(Beginning of Listed entries)

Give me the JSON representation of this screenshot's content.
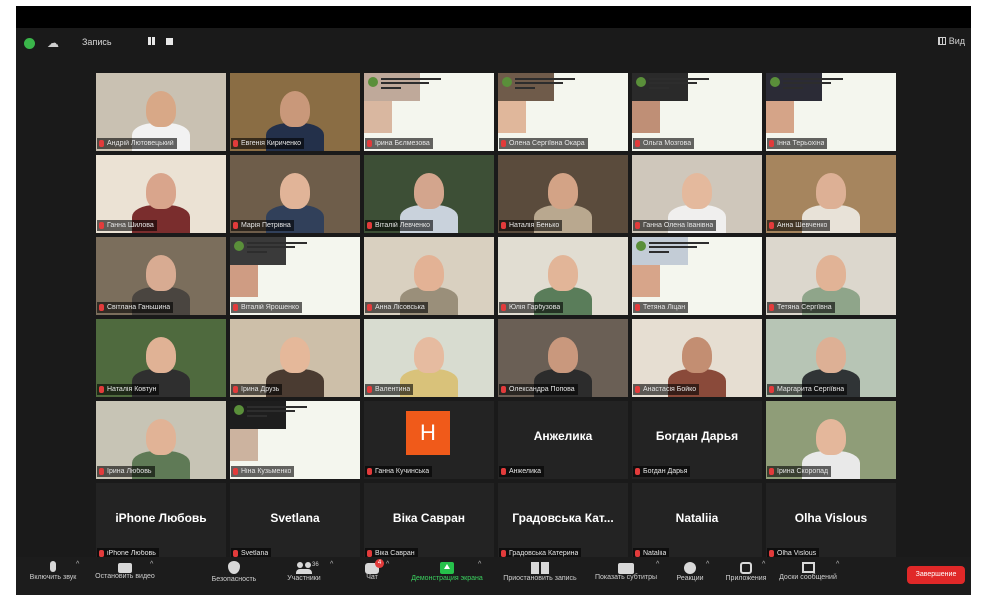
{
  "status": {
    "recording_label": "Запись",
    "view_label": "Вид"
  },
  "tiles": [
    {
      "name": "Андрій Лютовецький",
      "kind": "video",
      "bg": "#c9c1b2",
      "skin": "#d8a887",
      "shirt": "#f2f2f2"
    },
    {
      "name": "Евгенія Кириченко",
      "kind": "video",
      "bg": "#8a6d44",
      "skin": "#c9987a",
      "shirt": "#23304a",
      "active": true
    },
    {
      "name": "Ірина Бєлмезова",
      "kind": "slide",
      "skin": "#d9b7a0",
      "shirt": "#bfa99a"
    },
    {
      "name": "Олена Сергіївна Окара",
      "kind": "slide",
      "skin": "#e0b79b",
      "shirt": "#6f5b4a"
    },
    {
      "name": "Ольга Мозгова",
      "kind": "slide",
      "skin": "#bf8f76",
      "shirt": "#2a2a2a"
    },
    {
      "name": "Інна Терьохіна",
      "kind": "slide",
      "skin": "#d5a488",
      "shirt": "#2b2b36"
    },
    {
      "name": "Ганна Шилова",
      "kind": "video",
      "bg": "#ebe2d4",
      "skin": "#d9a58c",
      "shirt": "#7a2d2d"
    },
    {
      "name": "Марія Петрівна",
      "kind": "video",
      "bg": "#6e5d4a",
      "skin": "#e1b498",
      "shirt": "#31405a"
    },
    {
      "name": "Віталій Левченко",
      "kind": "video",
      "bg": "#3d4f36",
      "skin": "#d3a58d",
      "shirt": "#c9d2dc"
    },
    {
      "name": "Наталія Бенько",
      "kind": "video",
      "bg": "#5a4b3c",
      "skin": "#d3a386",
      "shirt": "#b9a88f"
    },
    {
      "name": "Ганна Олена Іванівна",
      "kind": "video",
      "bg": "#cfc7bb",
      "skin": "#e4b99d",
      "shirt": "#f0efee"
    },
    {
      "name": "Анна Шевченко",
      "kind": "video",
      "bg": "#a6855e",
      "skin": "#ddb095",
      "shirt": "#e8e2d8"
    },
    {
      "name": "Світлана Ганьшина",
      "kind": "video",
      "bg": "#7b6e5c",
      "skin": "#d8ab92",
      "shirt": "#4a4540"
    },
    {
      "name": "Віталій Ярошенко",
      "kind": "slide",
      "skin": "#cf9c83",
      "shirt": "#3a3a3a"
    },
    {
      "name": "Анна Лісовська",
      "kind": "video",
      "bg": "#d9d0c0",
      "skin": "#e3b295",
      "shirt": "#9a8f7a"
    },
    {
      "name": "Юлія Гарбузова",
      "kind": "video",
      "bg": "#e1ddd2",
      "skin": "#e2b598",
      "shirt": "#5a7d5a"
    },
    {
      "name": "Тетяна Ліцан",
      "kind": "slide",
      "skin": "#d7a58a",
      "shirt": "#c3ccd6"
    },
    {
      "name": "Тетяна Сергіївна",
      "kind": "video",
      "bg": "#dcd7cd",
      "skin": "#e1b396",
      "shirt": "#8fa58a"
    },
    {
      "name": "Наталія Ковтун",
      "kind": "video",
      "bg": "#4f6a3e",
      "skin": "#e0b295",
      "shirt": "#2f2f2f"
    },
    {
      "name": "Ірина Друзь",
      "kind": "video",
      "bg": "#cdbfa9",
      "skin": "#e5b89a",
      "shirt": "#4a3b31"
    },
    {
      "name": "Валентина",
      "kind": "video",
      "bg": "#d8dcd0",
      "skin": "#e6bba0",
      "shirt": "#d9c27a"
    },
    {
      "name": "Олександра Попова",
      "kind": "video",
      "bg": "#6a5f55",
      "skin": "#c9987d",
      "shirt": "#2c2c2c"
    },
    {
      "name": "Анастасія Бойко",
      "kind": "video",
      "bg": "#e6ded2",
      "skin": "#c38e72",
      "shirt": "#8a4a3a"
    },
    {
      "name": "Маргарита Сергіївна",
      "kind": "video",
      "bg": "#b7c5b5",
      "skin": "#ddb095",
      "shirt": "#303436"
    },
    {
      "name": "Ірина Любовь",
      "kind": "video",
      "bg": "#c7c4b5",
      "skin": "#e1b396",
      "shirt": "#5f7a56"
    },
    {
      "name": "Ніна Кузьменко",
      "kind": "slide",
      "skin": "#ccb39f",
      "shirt": "#1e1e1e"
    },
    {
      "name": "Ганна Кучинська",
      "kind": "avatar",
      "letter": "H"
    },
    {
      "name": "Анжелика",
      "kind": "name",
      "center": "Анжелика"
    },
    {
      "name": "Богдан Дарья",
      "kind": "name",
      "center": "Богдан Дарья"
    },
    {
      "name": "Ірина Скоропад",
      "kind": "video",
      "bg": "#8f9d78",
      "skin": "#e4b79b",
      "shirt": "#e9e9e9"
    },
    {
      "name": "iPhone Любовь",
      "kind": "name",
      "center": "iPhone Любовь"
    },
    {
      "name": "Svetlana",
      "kind": "name",
      "center": "Svetlana"
    },
    {
      "name": "Віка Савран",
      "kind": "name",
      "center": "Віка Савран"
    },
    {
      "name": "Градовська Катерина",
      "kind": "name",
      "center": "Градовська Кат..."
    },
    {
      "name": "Nataliia",
      "kind": "name",
      "center": "Nataliia"
    },
    {
      "name": "Olha Vislous",
      "kind": "name",
      "center": "Olha Vislous"
    }
  ],
  "toolbar": {
    "mic": "Включить звук",
    "video": "Остановить видео",
    "security": "Безопасность",
    "participants": "Участники",
    "participants_count": "36",
    "chat": "Чат",
    "chat_badge": "4",
    "share": "Демонстрация экрана",
    "record": "Приостановить запись",
    "captions": "Показать субтитры",
    "reactions": "Реакции",
    "apps": "Приложения",
    "whiteboard": "Доски сообщений",
    "end": "Завершение"
  }
}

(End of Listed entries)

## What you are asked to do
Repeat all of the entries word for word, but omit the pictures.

## Reply to the exercise
Give me the JSON representation of this screenshot's content.
{
  "status": {
    "recording_label": "Запись",
    "view_label": "Вид"
  },
  "tiles": [
    {
      "name": "Андрій Лютовецький",
      "kind": "video",
      "bg": "#c9c1b2",
      "skin": "#d8a887",
      "shirt": "#f2f2f2"
    },
    {
      "name": "Евгенія Кириченко",
      "kind": "video",
      "bg": "#8a6d44",
      "skin": "#c9987a",
      "shirt": "#23304a",
      "active": true
    },
    {
      "name": "Ірина Бєлмезова",
      "kind": "slide",
      "skin": "#d9b7a0",
      "shirt": "#bfa99a"
    },
    {
      "name": "Олена Сергіївна Окара",
      "kind": "slide",
      "skin": "#e0b79b",
      "shirt": "#6f5b4a"
    },
    {
      "name": "Ольга Мозгова",
      "kind": "slide",
      "skin": "#bf8f76",
      "shirt": "#2a2a2a"
    },
    {
      "name": "Інна Терьохіна",
      "kind": "slide",
      "skin": "#d5a488",
      "shirt": "#2b2b36"
    },
    {
      "name": "Ганна Шилова",
      "kind": "video",
      "bg": "#ebe2d4",
      "skin": "#d9a58c",
      "shirt": "#7a2d2d"
    },
    {
      "name": "Марія Петрівна",
      "kind": "video",
      "bg": "#6e5d4a",
      "skin": "#e1b498",
      "shirt": "#31405a"
    },
    {
      "name": "Віталій Левченко",
      "kind": "video",
      "bg": "#3d4f36",
      "skin": "#d3a58d",
      "shirt": "#c9d2dc"
    },
    {
      "name": "Наталія Бенько",
      "kind": "video",
      "bg": "#5a4b3c",
      "skin": "#d3a386",
      "shirt": "#b9a88f"
    },
    {
      "name": "Ганна Олена Іванівна",
      "kind": "video",
      "bg": "#cfc7bb",
      "skin": "#e4b99d",
      "shirt": "#f0efee"
    },
    {
      "name": "Анна Шевченко",
      "kind": "video",
      "bg": "#a6855e",
      "skin": "#ddb095",
      "shirt": "#e8e2d8"
    },
    {
      "name": "Світлана Ганьшина",
      "kind": "video",
      "bg": "#7b6e5c",
      "skin": "#d8ab92",
      "shirt": "#4a4540"
    },
    {
      "name": "Віталій Ярошенко",
      "kind": "slide",
      "skin": "#cf9c83",
      "shirt": "#3a3a3a"
    },
    {
      "name": "Анна Лісовська",
      "kind": "video",
      "bg": "#d9d0c0",
      "skin": "#e3b295",
      "shirt": "#9a8f7a"
    },
    {
      "name": "Юлія Гарбузова",
      "kind": "video",
      "bg": "#e1ddd2",
      "skin": "#e2b598",
      "shirt": "#5a7d5a"
    },
    {
      "name": "Тетяна Ліцан",
      "kind": "slide",
      "skin": "#d7a58a",
      "shirt": "#c3ccd6"
    },
    {
      "name": "Тетяна Сергіївна",
      "kind": "video",
      "bg": "#dcd7cd",
      "skin": "#e1b396",
      "shirt": "#8fa58a"
    },
    {
      "name": "Наталія Ковтун",
      "kind": "video",
      "bg": "#4f6a3e",
      "skin": "#e0b295",
      "shirt": "#2f2f2f"
    },
    {
      "name": "Ірина Друзь",
      "kind": "video",
      "bg": "#cdbfa9",
      "skin": "#e5b89a",
      "shirt": "#4a3b31"
    },
    {
      "name": "Валентина",
      "kind": "video",
      "bg": "#d8dcd0",
      "skin": "#e6bba0",
      "shirt": "#d9c27a"
    },
    {
      "name": "Олександра Попова",
      "kind": "video",
      "bg": "#6a5f55",
      "skin": "#c9987d",
      "shirt": "#2c2c2c"
    },
    {
      "name": "Анастасія Бойко",
      "kind": "video",
      "bg": "#e6ded2",
      "skin": "#c38e72",
      "shirt": "#8a4a3a"
    },
    {
      "name": "Маргарита Сергіївна",
      "kind": "video",
      "bg": "#b7c5b5",
      "skin": "#ddb095",
      "shirt": "#303436"
    },
    {
      "name": "Ірина Любовь",
      "kind": "video",
      "bg": "#c7c4b5",
      "skin": "#e1b396",
      "shirt": "#5f7a56"
    },
    {
      "name": "Ніна Кузьменко",
      "kind": "slide",
      "skin": "#ccb39f",
      "shirt": "#1e1e1e"
    },
    {
      "name": "Ганна Кучинська",
      "kind": "avatar",
      "letter": "H"
    },
    {
      "name": "Анжелика",
      "kind": "name",
      "center": "Анжелика"
    },
    {
      "name": "Богдан Дарья",
      "kind": "name",
      "center": "Богдан Дарья"
    },
    {
      "name": "Ірина Скоропад",
      "kind": "video",
      "bg": "#8f9d78",
      "skin": "#e4b79b",
      "shirt": "#e9e9e9"
    },
    {
      "name": "iPhone Любовь",
      "kind": "name",
      "center": "iPhone Любовь"
    },
    {
      "name": "Svetlana",
      "kind": "name",
      "center": "Svetlana"
    },
    {
      "name": "Віка Савран",
      "kind": "name",
      "center": "Віка Савран"
    },
    {
      "name": "Градовська Катерина",
      "kind": "name",
      "center": "Градовська Кат..."
    },
    {
      "name": "Nataliia",
      "kind": "name",
      "center": "Nataliia"
    },
    {
      "name": "Olha Vislous",
      "kind": "name",
      "center": "Olha Vislous"
    }
  ],
  "toolbar": {
    "mic": "Включить звук",
    "video": "Остановить видео",
    "security": "Безопасность",
    "participants": "Участники",
    "participants_count": "36",
    "chat": "Чат",
    "chat_badge": "4",
    "share": "Демонстрация экрана",
    "record": "Приостановить запись",
    "captions": "Показать субтитры",
    "reactions": "Реакции",
    "apps": "Приложения",
    "whiteboard": "Доски сообщений",
    "end": "Завершение"
  }
}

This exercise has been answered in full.